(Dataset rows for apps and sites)
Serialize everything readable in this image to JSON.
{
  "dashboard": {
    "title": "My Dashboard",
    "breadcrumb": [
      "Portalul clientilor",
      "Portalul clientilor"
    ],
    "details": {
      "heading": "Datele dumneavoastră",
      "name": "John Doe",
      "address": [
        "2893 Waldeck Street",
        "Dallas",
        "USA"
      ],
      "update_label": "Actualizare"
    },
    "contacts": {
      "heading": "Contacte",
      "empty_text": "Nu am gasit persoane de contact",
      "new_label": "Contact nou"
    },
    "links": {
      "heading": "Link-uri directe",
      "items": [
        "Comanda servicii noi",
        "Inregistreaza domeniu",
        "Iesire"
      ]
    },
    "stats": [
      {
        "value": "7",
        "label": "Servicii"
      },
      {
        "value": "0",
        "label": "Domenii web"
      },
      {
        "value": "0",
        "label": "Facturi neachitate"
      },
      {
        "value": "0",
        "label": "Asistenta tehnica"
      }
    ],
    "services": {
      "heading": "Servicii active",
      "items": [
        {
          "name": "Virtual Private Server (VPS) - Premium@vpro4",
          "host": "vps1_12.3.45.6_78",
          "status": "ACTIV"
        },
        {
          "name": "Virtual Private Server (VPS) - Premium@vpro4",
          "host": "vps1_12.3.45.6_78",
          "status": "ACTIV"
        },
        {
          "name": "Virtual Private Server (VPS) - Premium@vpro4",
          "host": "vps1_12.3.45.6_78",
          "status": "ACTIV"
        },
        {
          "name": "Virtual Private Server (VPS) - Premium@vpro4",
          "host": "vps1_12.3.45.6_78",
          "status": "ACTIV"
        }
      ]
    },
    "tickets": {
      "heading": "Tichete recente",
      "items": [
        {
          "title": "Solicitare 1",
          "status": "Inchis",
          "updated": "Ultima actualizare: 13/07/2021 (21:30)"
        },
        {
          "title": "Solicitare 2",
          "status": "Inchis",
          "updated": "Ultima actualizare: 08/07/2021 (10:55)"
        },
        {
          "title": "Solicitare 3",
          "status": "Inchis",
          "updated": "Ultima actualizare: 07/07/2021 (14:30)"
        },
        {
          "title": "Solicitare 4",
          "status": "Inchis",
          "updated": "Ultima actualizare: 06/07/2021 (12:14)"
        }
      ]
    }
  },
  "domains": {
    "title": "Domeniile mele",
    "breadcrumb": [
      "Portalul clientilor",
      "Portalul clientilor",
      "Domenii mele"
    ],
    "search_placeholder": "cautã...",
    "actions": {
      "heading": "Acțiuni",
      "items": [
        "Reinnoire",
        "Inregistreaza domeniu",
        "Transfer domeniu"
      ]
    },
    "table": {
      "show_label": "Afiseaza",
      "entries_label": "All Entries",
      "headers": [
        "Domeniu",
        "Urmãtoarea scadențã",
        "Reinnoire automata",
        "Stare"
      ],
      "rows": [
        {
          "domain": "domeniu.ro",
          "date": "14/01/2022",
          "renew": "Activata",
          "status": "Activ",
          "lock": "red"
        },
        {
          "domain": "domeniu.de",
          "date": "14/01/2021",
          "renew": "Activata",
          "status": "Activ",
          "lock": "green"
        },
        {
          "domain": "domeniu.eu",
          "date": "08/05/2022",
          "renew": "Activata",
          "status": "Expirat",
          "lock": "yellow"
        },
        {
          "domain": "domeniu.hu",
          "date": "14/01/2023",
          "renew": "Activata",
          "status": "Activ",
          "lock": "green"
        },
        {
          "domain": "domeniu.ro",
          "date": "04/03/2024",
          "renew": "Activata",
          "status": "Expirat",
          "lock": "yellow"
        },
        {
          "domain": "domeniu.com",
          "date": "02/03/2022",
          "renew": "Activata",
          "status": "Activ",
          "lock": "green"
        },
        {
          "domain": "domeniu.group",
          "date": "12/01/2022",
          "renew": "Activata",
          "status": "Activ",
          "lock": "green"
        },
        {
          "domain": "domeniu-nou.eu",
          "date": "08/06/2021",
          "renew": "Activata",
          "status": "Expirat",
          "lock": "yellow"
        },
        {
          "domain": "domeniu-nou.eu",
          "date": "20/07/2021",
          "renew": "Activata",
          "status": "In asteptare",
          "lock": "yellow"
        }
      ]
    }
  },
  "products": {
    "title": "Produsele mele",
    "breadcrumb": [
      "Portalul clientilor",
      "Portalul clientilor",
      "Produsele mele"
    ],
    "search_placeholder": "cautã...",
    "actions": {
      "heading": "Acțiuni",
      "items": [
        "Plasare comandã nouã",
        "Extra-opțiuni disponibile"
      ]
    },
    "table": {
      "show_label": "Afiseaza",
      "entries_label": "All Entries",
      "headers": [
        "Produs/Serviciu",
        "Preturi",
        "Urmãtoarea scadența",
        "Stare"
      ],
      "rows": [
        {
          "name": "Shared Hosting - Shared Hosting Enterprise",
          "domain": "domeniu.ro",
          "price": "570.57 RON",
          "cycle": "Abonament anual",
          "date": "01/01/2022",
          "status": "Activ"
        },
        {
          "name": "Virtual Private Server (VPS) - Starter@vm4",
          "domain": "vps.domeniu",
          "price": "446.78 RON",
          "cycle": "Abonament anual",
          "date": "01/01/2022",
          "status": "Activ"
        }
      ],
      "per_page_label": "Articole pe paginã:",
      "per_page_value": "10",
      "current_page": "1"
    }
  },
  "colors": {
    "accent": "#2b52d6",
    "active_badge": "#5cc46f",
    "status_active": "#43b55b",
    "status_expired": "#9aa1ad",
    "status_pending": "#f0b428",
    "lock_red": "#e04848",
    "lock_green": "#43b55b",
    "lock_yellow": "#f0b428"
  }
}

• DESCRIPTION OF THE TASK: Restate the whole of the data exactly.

• TASK SOLUTION:
Serialize everything readable in this image to JSON.
{
  "dashboard": {
    "title": "My Dashboard",
    "breadcrumb": [
      "Portalul clientilor",
      "Portalul clientilor"
    ],
    "details": {
      "heading": "Datele dumneavoastră",
      "name": "John Doe",
      "address": [
        "2893 Waldeck Street",
        "Dallas",
        "USA"
      ],
      "update_label": "Actualizare"
    },
    "contacts": {
      "heading": "Contacte",
      "empty_text": "Nu am gasit persoane de contact",
      "new_label": "Contact nou"
    },
    "links": {
      "heading": "Link-uri directe",
      "items": [
        "Comanda servicii noi",
        "Inregistreaza domeniu",
        "Iesire"
      ]
    },
    "stats": [
      {
        "value": "7",
        "label": "Servicii"
      },
      {
        "value": "0",
        "label": "Domenii web"
      },
      {
        "value": "0",
        "label": "Facturi neachitate"
      },
      {
        "value": "0",
        "label": "Asistenta tehnica"
      }
    ],
    "services": {
      "heading": "Servicii active",
      "items": [
        {
          "name": "Virtual Private Server (VPS) - Premium@vpro4",
          "host": "vps1_12.3.45.6_78",
          "status": "ACTIV"
        },
        {
          "name": "Virtual Private Server (VPS) - Premium@vpro4",
          "host": "vps1_12.3.45.6_78",
          "status": "ACTIV"
        },
        {
          "name": "Virtual Private Server (VPS) - Premium@vpro4",
          "host": "vps1_12.3.45.6_78",
          "status": "ACTIV"
        },
        {
          "name": "Virtual Private Server (VPS) - Premium@vpro4",
          "host": "vps1_12.3.45.6_78",
          "status": "ACTIV"
        }
      ]
    },
    "tickets": {
      "heading": "Tichete recente",
      "items": [
        {
          "title": "Solicitare 1",
          "status": "Inchis",
          "updated": "Ultima actualizare: 13/07/2021 (21:30)"
        },
        {
          "title": "Solicitare 2",
          "status": "Inchis",
          "updated": "Ultima actualizare: 08/07/2021 (10:55)"
        },
        {
          "title": "Solicitare 3",
          "status": "Inchis",
          "updated": "Ultima actualizare: 07/07/2021 (14:30)"
        },
        {
          "title": "Solicitare 4",
          "status": "Inchis",
          "updated": "Ultima actualizare: 06/07/2021 (12:14)"
        }
      ]
    }
  },
  "domains": {
    "title": "Domeniile mele",
    "breadcrumb": [
      "Portalul clientilor",
      "Portalul clientilor",
      "Domenii mele"
    ],
    "search_placeholder": "cautã...",
    "actions": {
      "heading": "Acțiuni",
      "items": [
        "Reinnoire",
        "Inregistreaza domeniu",
        "Transfer domeniu"
      ]
    },
    "table": {
      "show_label": "Afiseaza",
      "entries_label": "All Entries",
      "headers": [
        "Domeniu",
        "Urmãtoarea scadențã",
        "Reinnoire automata",
        "Stare"
      ],
      "rows": [
        {
          "domain": "domeniu.ro",
          "date": "14/01/2022",
          "renew": "Activata",
          "status": "Activ",
          "lock": "red"
        },
        {
          "domain": "domeniu.de",
          "date": "14/01/2021",
          "renew": "Activata",
          "status": "Activ",
          "lock": "green"
        },
        {
          "domain": "domeniu.eu",
          "date": "08/05/2022",
          "renew": "Activata",
          "status": "Expirat",
          "lock": "yellow"
        },
        {
          "domain": "domeniu.hu",
          "date": "14/01/2023",
          "renew": "Activata",
          "status": "Activ",
          "lock": "green"
        },
        {
          "domain": "domeniu.ro",
          "date": "04/03/2024",
          "renew": "Activata",
          "status": "Expirat",
          "lock": "yellow"
        },
        {
          "domain": "domeniu.com",
          "date": "02/03/2022",
          "renew": "Activata",
          "status": "Activ",
          "lock": "green"
        },
        {
          "domain": "domeniu.group",
          "date": "12/01/2022",
          "renew": "Activata",
          "status": "Activ",
          "lock": "green"
        },
        {
          "domain": "domeniu-nou.eu",
          "date": "08/06/2021",
          "renew": "Activata",
          "status": "Expirat",
          "lock": "yellow"
        },
        {
          "domain": "domeniu-nou.eu",
          "date": "20/07/2021",
          "renew": "Activata",
          "status": "In asteptare",
          "lock": "yellow"
        }
      ]
    }
  },
  "products": {
    "title": "Produsele mele",
    "breadcrumb": [
      "Portalul clientilor",
      "Portalul clientilor",
      "Produsele mele"
    ],
    "search_placeholder": "cautã...",
    "actions": {
      "heading": "Acțiuni",
      "items": [
        "Plasare comandã nouã",
        "Extra-opțiuni disponibile"
      ]
    },
    "table": {
      "show_label": "Afiseaza",
      "entries_label": "All Entries",
      "headers": [
        "Produs/Serviciu",
        "Preturi",
        "Urmãtoarea scadența",
        "Stare"
      ],
      "rows": [
        {
          "name": "Shared Hosting - Shared Hosting Enterprise",
          "domain": "domeniu.ro",
          "price": "570.57 RON",
          "cycle": "Abonament anual",
          "date": "01/01/2022",
          "status": "Activ"
        },
        {
          "name": "Virtual Private Server (VPS) - Starter@vm4",
          "domain": "vps.domeniu",
          "price": "446.78 RON",
          "cycle": "Abonament anual",
          "date": "01/01/2022",
          "status": "Activ"
        }
      ],
      "per_page_label": "Articole pe paginã:",
      "per_page_value": "10",
      "current_page": "1"
    }
  },
  "colors": {
    "accent": "#2b52d6",
    "active_badge": "#5cc46f",
    "status_active": "#43b55b",
    "status_expired": "#9aa1ad",
    "status_pending": "#f0b428",
    "lock_red": "#e04848",
    "lock_green": "#43b55b",
    "lock_yellow": "#f0b428"
  }
}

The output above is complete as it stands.